Body Image in Gay Men: When and How to Intervene

Nearly 15% of all gay men report dealing with anorexia or bulimia during their lifetime.

The occurrence of eating disorders is 3 times higher in gay men than in straight men, and nearly 15% of all gay men report dealing with anorexia or bulimia during their lifetime.1 However, most discussions about eating disorders, body dysmorphia, and poor body image center on the experiences of women and girls, leaving gaps in today’s mental health intervention strategies. 

Why Gay Men?

Gay men and straight women experience similar pressure through media portrayals of unattainable standards of beauty. Photographs of women are airbrushed to glamorize unhealthy thinness, while gay men are compared with muscular Adonises with 6-pack abs and no body fat. Michael Everett, MHS, an HIV educator and chief executive officer of Intimacy and Colour in Riverside, Georgia, explains: “Even within public health, the ads geared toward gay men present images of muscled men with small waistlines, which is impossible for every gay man to live up to and is not the only representation of good health.” 

These societal standards bleed over into a sexualized subculture that places a premium on muscularity and masculinity. It can be witnessed in the ads on popular gay men’s hookup apps like Grindr, where many profiles specify, “No Asians or Fems,” creating a tangible hierarchy of physical desirability. Whiteness, low-body fat, physical height, muscles, and masculine features are prized, while darker skin, slight stature, and feminine affectation are ridiculed.

This hierarchy echoes societal issues of homophobia, racism, and misogyny that gay men, especially gay femme men and gay men of color, must contend with on a daily basis. The oppression of gay men — including societal ridicule and family rejection — frequently leads to feelings of inadequacy and inferiority. In response, manipulation of weight, muscles, and physical appearance can become an object of fixation, as an element of oppression that the individual can control.

“For so long, I starved and drugged my body, offered it to the highest bidder because I was running from this pain — this idea that I was not correct as I was,” Jamal Jones, a queer person of color (QPOC) activist and case manager at Friendship Place in Washington DC, said. “There’s a lot of assimilation that happens in our communities. Folks want to be desired and accepted. Unfortunately queer male communities have adopted…a very white and very superficial way of viewing the body.”

Everett notes that the disproportionate prevalence of HIV in the gay male community reinforces this pressure to present as a powerful, healthy man, in direct contrast to the stereotype of an emaciated patient with HIV. Within the community, “a high value is placed on the perception of good health, which is aligned with a negative HIV status.”

Eating Disorders, Bigorexia, and More
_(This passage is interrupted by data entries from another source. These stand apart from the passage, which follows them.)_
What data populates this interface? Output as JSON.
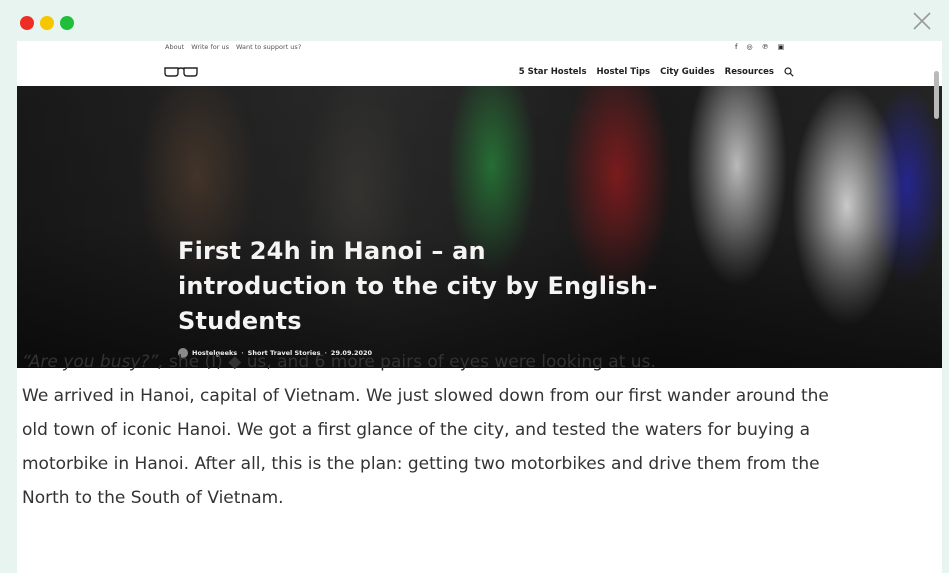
{
  "top_links": [
    "About",
    "Write for us",
    "Want to support us?"
  ],
  "social_icons": [
    "facebook-icon",
    "instagram-icon",
    "pinterest-icon",
    "youtube-icon"
  ],
  "nav": {
    "logo_icon": "glasses-logo-icon",
    "menu": [
      "5 Star Hostels",
      "Hostel Tips",
      "City Guides",
      "Resources"
    ],
    "search_icon": "search-icon"
  },
  "hero": {
    "title": "First 24h in Hanoi – an introduction to the city by English-Students",
    "author": "Hostelgeeks",
    "category": "Short Travel Stories",
    "date": "29.09.2020",
    "separator": "·"
  },
  "article": {
    "quote": "“Are you busy?”,",
    "after_quote": " she (I) ◆ us, and 6 more pairs of eyes were looking at us.",
    "lines": [
      "We arrived in Hanoi, capital of Vietnam. We just slowed down from our first wander around the",
      "old town of iconic Hanoi. We got a first glance of the city, and tested the waters for buying a",
      "motorbike in Hanoi. After all, this is the plan: getting two motorbikes and drive them from the",
      "North to the South of Vietnam."
    ]
  }
}
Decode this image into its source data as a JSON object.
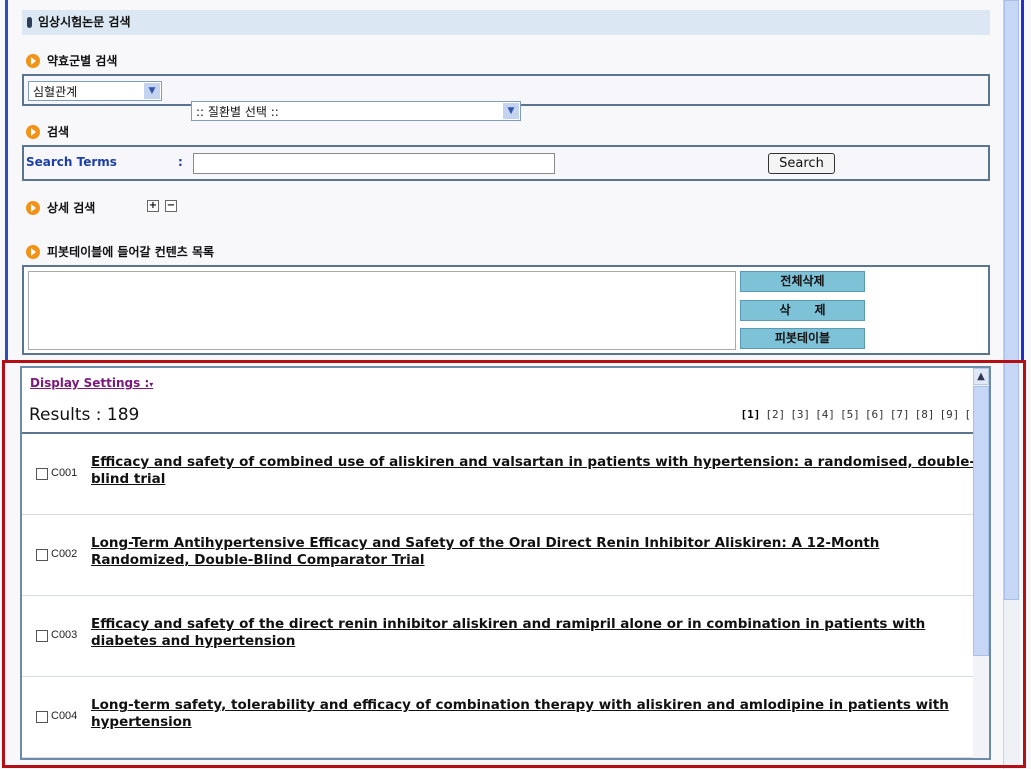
{
  "header": {
    "title": "임상시험논문 검색"
  },
  "drug_section": {
    "label": "약효군별 검색",
    "category_select": "심혈관계",
    "disease_select": ":: 질환별 선택 ::"
  },
  "search_section": {
    "label": "검색",
    "terms_label": "Search Terms",
    "colon": ":",
    "input_value": "",
    "search_button": "Search"
  },
  "advanced": {
    "label": "상세 검색",
    "plus": "+",
    "minus": "−"
  },
  "pivot": {
    "label": "피봇테이블에 들어갈 컨텐츠 목록",
    "delete_all": "전체삭제",
    "delete": "삭　　제",
    "pivot_table": "피봇테이블"
  },
  "results": {
    "display_settings": "Display Settings :",
    "count_label": "Results : 189",
    "pages": [
      "[1]",
      "[2]",
      "[3]",
      "[4]",
      "[5]",
      "[6]",
      "[7]",
      "[8]",
      "[9]",
      "["
    ],
    "current_page": "[1]",
    "items": [
      {
        "code": "C001",
        "title": "Efficacy and safety of combined use of aliskiren and valsartan in patients with hypertension: a randomised, double-blind trial"
      },
      {
        "code": "C002",
        "title": "Long-Term Antihypertensive Efficacy and Safety of the Oral Direct Renin Inhibitor Aliskiren: A 12-Month Randomized, Double-Blind Comparator Trial"
      },
      {
        "code": "C003",
        "title": "Efficacy and safety of the direct renin inhibitor aliskiren and ramipril alone or in combination in patients with diabetes and hypertension"
      },
      {
        "code": "C004",
        "title": "Long-term safety, tolerability and efficacy of combination therapy with aliskiren and amlodipine in patients with hypertension"
      }
    ]
  },
  "colors": {
    "highlight_box": "#b30f14",
    "section_bullet": "#f29218",
    "button_bg": "#7ec2d8",
    "header_bg": "#dbe8f4"
  }
}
Body image issues can manifest in a variety of behaviors in gay men. Some men restrict calories, abuse laxatives and diet pills, or binge-and-purge food, in cycles that mirror traditional anorexia nervosa and bulimia. On the opposite end of the spectrum, some gay men focus on increasing muscle mass by lifting weights and following an exercise schedule that exceeds their body’s ability to adapt.

Muscle dysmorphia, sometimes colloquially called “bigorexia,” can lead to serious health challenges, including stress fractures when the bones cannot support the pressure of muscular contractions. Even more troubling, some men develop rhabdomyolysis, which can lead to renal failure, resulting from the death of overworked or damaged muscle fibers. All of these issues can be compounded by anabolic steroid use, which is nearly 6 times higher in gay and bisexual adolescents as their straight counterparts.2